Click on the points A, B, C, D to move them, avoiding to alter their counterclockwise order.

(note by R. Bigoni)

A theorem of the classical plane geometry which may be a useful bridge to some of the most important
theorems of the trigonometry is the so called **Ptolemy's theorem**:

**In un quadrilateral inscribed in a circle the product of the measures of its diagonals equals the
sum of the products of the measures of the opposite sides.**

Demonstration (see *'cut-the-knot'*)

Thesis:

Let P be the point of the diagonal AC such that the angle APB is equal to the angle DBC.
The **triangle APB is similar to the triangle BDC** because also the angles BAP and BDC are equal since they
are angles at the circumference subtended by the same arc BC.

The corresponding sides are in proportion, so

Also the triangles BPC e ABD are similar because the angles PBC and ABD are equal, since they are sum of equal angles and PCB e ADB are equal since they are subtended by the same arc AB.

The corresponding sides are in porportion therefore

The sum side by side of these two equalities gives the thesis.

From the Ptolemy's theorem we can easily deduce the **Pythagoras' theorem**.
Indeed, every rectangle is a quadrilateral inscriptible in a circumference and its diagonals coincide with diameters.

The application of the Ptolemy's theorem to the rectangle ABCD, gives immediately

that is, in the right-angled triangle ABC the sum of the squares of the catheti equals the square of the hypotenuse.

Let the quadrilateral ABCD be inscribed in a circumference and such that its diagonal AC has length 1 and coincides with a diameter.

The triangle ACB is right-angled, so

The triangle ACD is right-angled, so

If we draw the diameter DE and the chord EB, we obtain the triangle DEB which is right-angled and such that the angle DEB is equal to the angle BAD since both are angles at the circumference subtended by the same arc BD. We have therefore

If we now apply the Ptolemy's theorem to the quadrilateral ABCD we obtain

This is **sine addition formula** from which we can deduce
many other identities.

Let ABC be a triangle with sides *a*, *b* e *c*; let γ be the angle ACB;
let we draw the circumference
circumscribed to ABC and draw from a vertex, for example B, the parallel to the opposite side and let D be
the point in which this parallel intersects the circumference; finally, let we draw the segment DC to
obtain the quadrilateral ABDC.

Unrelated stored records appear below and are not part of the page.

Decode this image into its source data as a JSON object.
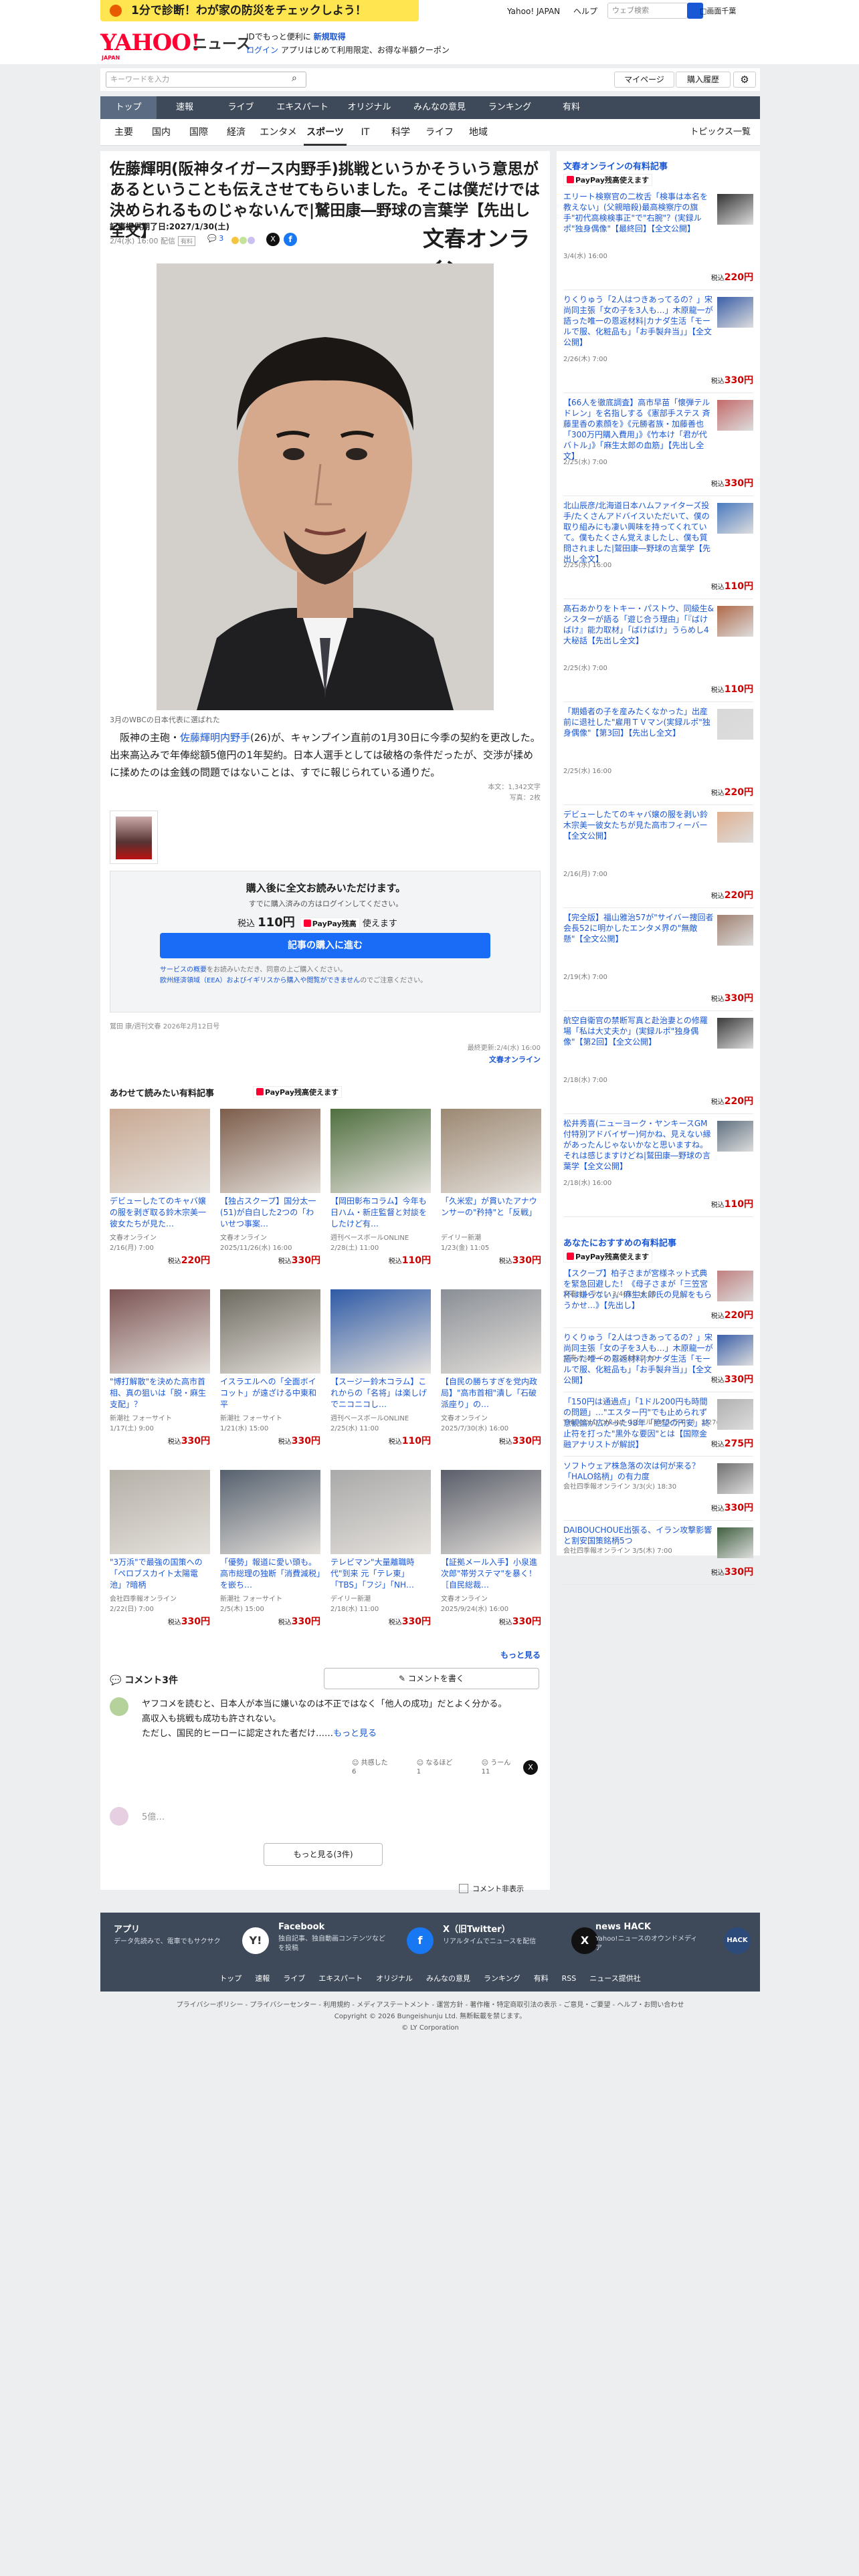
{
  "promo": {
    "text": "1分で診断！わが家の防災をチェックしよう！"
  },
  "toplinks": {
    "items": [
      "Yahoo! JAPAN",
      "ヘルプ"
    ],
    "search_placeholder": "ウェブ検索",
    "checkbox": "□画面千葉"
  },
  "header": {
    "logo": "YAHOO!",
    "logo_sub": "JAPAN",
    "news": "ニュース",
    "line1_prefix": "IDでもっと便利に",
    "line1_link": "新規取得",
    "line2_login": "ログイン",
    "line2_text": "アプリはじめて利用限定、お得な半額クーポン"
  },
  "search": {
    "placeholder": "キーワードを入力",
    "mypage": "マイページ",
    "purchase": "購入履歴"
  },
  "nav": [
    "トップ",
    "速報",
    "ライブ",
    "エキスパート",
    "オリジナル",
    "みんなの意見",
    "ランキング",
    "有料"
  ],
  "subnav": [
    "主要",
    "国内",
    "国際",
    "経済",
    "エンタメ",
    "スポーツ",
    "IT",
    "科学",
    "ライフ",
    "地域"
  ],
  "subnav_active": "スポーツ",
  "topics": "トピックス一覧",
  "article": {
    "title": "佐藤輝明(阪神タイガース内野手)挑戦というかそういう意思があるということも伝えさせてもらいました。そこは僕だけでは決められるものじゃないんで|鷲田康―野球の言葉学【先出し全文】",
    "period": "記事提供期了日:2027/1/30(土)",
    "date": "2/4(水) 16:00 配信",
    "badge": "有料",
    "comments": "3",
    "publisher": "文春オンライン",
    "caption": "3月のWBCの日本代表に選ばれた",
    "lead_pre": "阪神の主砲・",
    "lead_link": "佐藤輝明内野手",
    "lead_post": "(26)が、キャンプイン直前の1月30日に今季の契約を更改した。出来高込みで年俸総額5億円の1年契約。日本人選手としては破格の条件だったが、交渉が揉めに揉めたのは金銭の問題ではないことは、すでに報じられている通りだ。",
    "wordcount": "本文：1,342文字",
    "photos": "写真：2枚",
    "source": "鷲田 康/週刊文春 2026年2月12日号",
    "updated": "最終更新:2/4(水) 16:00"
  },
  "paywall": {
    "title": "購入後に全文お読みいただけます。",
    "sub": "すでに購入済みの方はログインしてください。",
    "price_label": "税込",
    "price": "110円",
    "paypay": "PayPay残高",
    "paypay_tail": "使えます",
    "button": "記事の購入に進む",
    "note1": "サービスの概要",
    "note2": "をお読みいただき、同意の上ご購入ください。",
    "note3": "欧州経済領域（EEA）およびイギリスから購入や閲覧ができません",
    "note4": "のでご注意ください。"
  },
  "related": {
    "heading": "あわせて読みたい有料記事",
    "paypay": "PayPay残高使えます",
    "cards": [
      {
        "title": "デビューしたてのキャバ嬢の服を剥ぎ取る鈴木宗美一彼女たちが見た…",
        "pub": "文春オンライン",
        "date": "2/16(月) 7:00",
        "price": "220円"
      },
      {
        "title": "【独占スクープ】国分太一(51)が自白した2つの「わいせつ事案…",
        "pub": "文春オンライン",
        "date": "2025/11/26(水) 16:00",
        "price": "330円"
      },
      {
        "title": "【岡田彰布コラム】今年も日ハム・新庄監督と対談をしたけど有…",
        "pub": "週刊ベースボールONLINE",
        "date": "2/28(土) 11:00",
        "price": "110円"
      },
      {
        "title": "「久米宏」が貫いたアナウンサーの\"矜持\"と「反戦」",
        "pub": "デイリー新潮",
        "date": "1/23(金) 11:05",
        "price": "330円"
      },
      {
        "title": "\"博打解散\"を決めた高市首相、真の狙いは「脱・麻生支配」？",
        "pub": "新潮社 フォーサイト",
        "date": "1/17(土) 9:00",
        "price": "330円"
      },
      {
        "title": "イスラエルへの「全面ボイコット」が遠ざける中東和平",
        "pub": "新潮社 フォーサイト",
        "date": "1/21(水) 15:00",
        "price": "330円"
      },
      {
        "title": "【スージー鈴木コラム】これからの「名将」は楽しげでニコニコし…",
        "pub": "週刊ベースボールONLINE",
        "date": "2/25(水) 11:00",
        "price": "110円"
      },
      {
        "title": "【自民の勝ちすぎを党内政局】\"高市首相\"潰し「石破派座り」の…",
        "pub": "文春オンライン",
        "date": "2025/7/30(水) 16:00",
        "price": "330円"
      },
      {
        "title": "\"3万浜\"で最強の国策への「ペロブスカイト太陽電池」?暗柄",
        "pub": "会社四季報オンライン",
        "date": "2/22(日) 7:00",
        "price": "330円"
      },
      {
        "title": "「優勢」報道に愛い頭も。高市総理の独断「消費減税」を嵌ち…",
        "pub": "新潮社 フォーサイト",
        "date": "2/5(木) 15:00",
        "price": "330円"
      },
      {
        "title": "テレビマン\"大量離職時代\"到来 元「テレ東」「TBS」「フジ」「NH…",
        "pub": "デイリー新潮",
        "date": "2/18(水) 11:00",
        "price": "330円"
      },
      {
        "title": "【証拠メール入手】小泉進次郎\"帯労ステマ\"を暴く！［自民総裁…",
        "pub": "文春オンライン",
        "date": "2025/9/24(水) 16:00",
        "price": "330円"
      }
    ],
    "more": "もっと見る"
  },
  "comments": {
    "heading": "コメント3件",
    "write": "コメントを書く",
    "body": "ヤフコメを読むと、日本人が本当に嫌いなのは不正ではなく「他人の成功」だとよく分かる。\n高収入も挑戦も成功も許されない。\nただし、国民的ヒーローに認定された者だけ……",
    "more_link": "もっと見る",
    "reactions": [
      {
        "label": "共感した",
        "count": "6"
      },
      {
        "label": "なるほど",
        "count": "1"
      },
      {
        "label": "うーん",
        "count": "11"
      }
    ],
    "second": "5億…",
    "show_more": "もっと見る(3件)",
    "hide": "コメント非表示"
  },
  "sidebar": {
    "heading": "文春オンラインの有料記事",
    "paypay": "PayPay残高使えます",
    "items": [
      {
        "title": "エリート検察官の二枚舌「検事は本名を教えない」(父親暗殺)最高検察庁の旗手\"初代高検検事正\"で\"右腕\"？(実録ルポ\"独身偶像\"【最終回】【全文公開】",
        "date": "3/4(水) 16:00",
        "price": "220円"
      },
      {
        "title": "りくりゅう「2人はつきあってるの？」宋尚同主張「女の子を3人も…」木原龍一が語った唯一の恩返材料|カナダ生活「モールで服、化粧品も」「お手製弁当」」【全文公開】",
        "date": "2/26(木) 7:00",
        "price": "330円"
      },
      {
        "title": "【66人を徹底調査】高市早苗「懐弾テルドレン」を名指しする《憲部手ステス 斉藤里香の素顔を》《元勝者族・加藤善也「300万円購入費用」》《竹本け「君が代バトル」》「麻生太郎の血筋」【先出し全文】",
        "date": "2/25(水) 7:00",
        "price": "330円"
      },
      {
        "title": "北山辰彦/北海道日本ハムファイターズ投手/たくさんアドバイスいただいて、僕の取り組みにも凄い興味を持ってくれていて。僕もたくさん覚えましたし、僕も質問されました|鷲田康―野球の言葉学【先出し全文】",
        "date": "2/25(水) 16:00",
        "price": "110円"
      },
      {
        "title": "髙石あかりをトキー・パストウ、同級生&シスターが語る「遊じ合う理由」「『ばけばけ』能力取材」「ばけばけ」うらめし4大秘話【先出し全文】",
        "date": "2/25(水) 7:00",
        "price": "110円"
      },
      {
        "title": "「期婚者の子を産みたくなかった」出産前に退社した\"雇用ＴＶマン(実録ルポ\"独身偶像\"【第3回】【先出し全文】",
        "date": "2/25(水) 16:00",
        "price": "220円"
      },
      {
        "title": "デビューしたてのキャバ嬢の服を剥い鈴木宗美一彼女たちが見た高市フィーバー【全文公開】",
        "date": "2/16(月) 7:00",
        "price": "220円"
      },
      {
        "title": "【完全版】福山雅治57が\"サイバー捜回者会長52に明かしたエンタメ界の\"無敵懸\"【全文公開】",
        "date": "2/19(木) 7:00",
        "price": "330円"
      },
      {
        "title": "航空自衛官の禁断写真と赴治妻との修羅場「私は大丈夫か」(実録ルポ\"独身偶像\"【第2回】【全文公開】",
        "date": "2/18(水) 7:00",
        "price": "220円"
      },
      {
        "title": "松井秀喜(ニューヨーク・ヤンキースGM付特別アドバイザー)何かね、見えない縁があったんじゃないかなと思いますね。それは感じますけどね|鷲田康―野球の言葉学【全文公開】",
        "date": "2/18(水) 16:00",
        "price": "110円"
      }
    ],
    "rec_heading": "あなたにおすすめの有料記事",
    "rec_paypay": "PayPay残高使えます",
    "rec_items": [
      {
        "title": "【スクープ】柏子さまが宮様ネット式典を緊急回避した！《母子さまが「三笠宮杯は嫌らない」。麻生太郎氏の見解をもらうかせ…》【先出し】",
        "date": "文春オンライン 3/4(水) 16:00",
        "price": "220円"
      },
      {
        "title": "りくりゅう「2人はつきあってるの？」宋尚同主張「女の子を3人も…」木原龍一が語った唯一の恩返材料|カナダ生活「モールで服、化粧品も」「お手製弁当」」【全文公開】",
        "date": "文春オンライン 2/26(木) 7:00",
        "price": "330円"
      },
      {
        "title": "「150円は通過点」「1ドル200円も時間の問題」…\"エスター円\"でも止められず意観論が広がった98年「絶望の円安」終止符を打った\"黒外な要因\"とは【国際金融アナリストが解説】",
        "date": "THE GOLD ONLINE（ゴールドオンライン） 2/27(金) 10:00",
        "price": "275円"
      },
      {
        "title": "ソフトウェア株急落の次は何が来る？「HALO銘柄」の有力度",
        "date": "会社四季報オンライン 3/3(火) 18:30",
        "price": "330円"
      },
      {
        "title": "DAIBOUCHOUE出張る、イラン攻撃影響と割安国策銘柄5つ",
        "date": "会社四季報オンライン 3/5(木) 7:00",
        "price": "330円"
      }
    ]
  },
  "footer": {
    "apps": [
      {
        "name": "アプリ",
        "sub": "データ先読みで、電車でもサクサク",
        "icon": "Y!"
      },
      {
        "name": "Facebook",
        "sub": "独自記事、独自動画コンテンツなどを投稿",
        "icon": "f"
      },
      {
        "name": "X（旧Twitter）",
        "sub": "リアルタイムでニュースを配信",
        "icon": "X"
      },
      {
        "name": "news HACK",
        "sub": "Yahoo!ニュースのオウンドメディア",
        "icon": "HACK"
      }
    ],
    "links": [
      "トップ",
      "速報",
      "ライブ",
      "エキスパート",
      "オリジナル",
      "みんなの意見",
      "ランキング",
      "有料",
      "RSS",
      "ニュース提供社"
    ],
    "legal1": "プライバシーポリシー - プライバシーセンター - 利用規約 - メディアステートメント - 運営方針 - 著作権・特定商取引法の表示 - ご意見・ご要望 - ヘルプ・お問い合わせ",
    "legal2": "Copyright © 2026 Bungeishunju Ltd. 無断転載を禁じます。",
    "legal3": "© LY Corporation"
  }
}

The quadrilateral ABDC is an isosceles trapezoid in which the oblique sides are equal and the diagonals are equal.

Furthermore we have

The application of the Ptolemy's theorem gives

and finally

This is a very important equality, more general than the Pythagoras' theorem since it may be applied not only to right-angled triangles.

**In any triangle the square of a side equals the sum of the squares of the other two sides diminished
by the double of the product of the latter two sides and the cosine of the angle between them.**

This equality is known as the cosine rule.

last revision: June 2015